Ledyard travelled to Philadelphia, the new nation’s economical and political center, where his “revolutionary new plan for China trade” attracted Robert Morris (1734-1806), one of the founding fathers. Morris, the Financier of the American Revolution, was the Superintendent of Finance of the United States when Ledyard met him. In June 1783, Ledyard had a conference with Morris. He detailed Morris his sailing route from the United States to China. In accordance with the route, a ship would sail around Cape Horn to the Pacific West, where the ship could buy furs pelts from the local Indians. Then the ship would sail to China with the furs, where those things would be “sold at fabulous prices.”
Sunday, May 11, 2014
Sunday, May 4, 2014
Ginseng, the herb that grew in North America, played an important role in promoting the relations between the newly founded United States and China. It helped the founders of the United States in their efforts to open direct trade with China. The huge demand of the Ginseng forced the Chinese merchants to look for Ginseng from other places in the world.

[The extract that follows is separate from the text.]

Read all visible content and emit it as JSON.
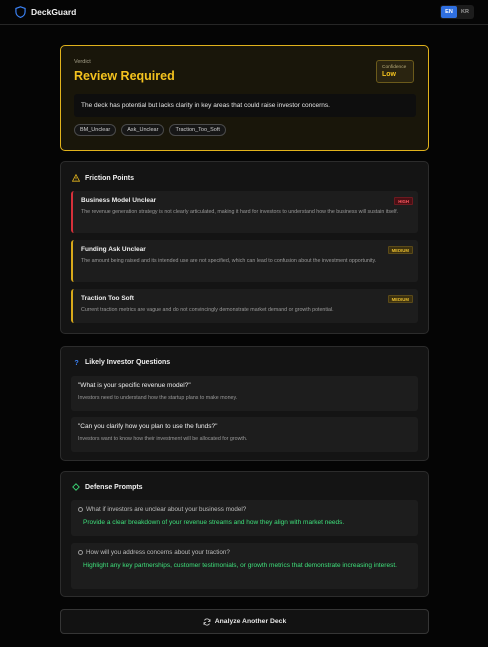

When the American Ginseng carried by the Empress of China reached Canton, all Ginseng carried over were sold out quickly in the unbelievable price. Not long after the Empress of China made great profit from the Ginseng trade, the joint supercargo, reported to Alexander Hamilton (1755-1804), Secretary of Treasure, “In the year of 1784, on the 22d of February, the ship Empress of China, being the first ship that ever sailed from United States for China, was sent to Canton by a company of American merchants; her cargo consists of Spanish dollars, about four hundred peculs of Genseng (Ginseng) , a piculs being 133/⅓ Ib English Avoirdu poids, some cordage, wine, lead, iron a few furs, with other trifling articles not worthy enumerating.”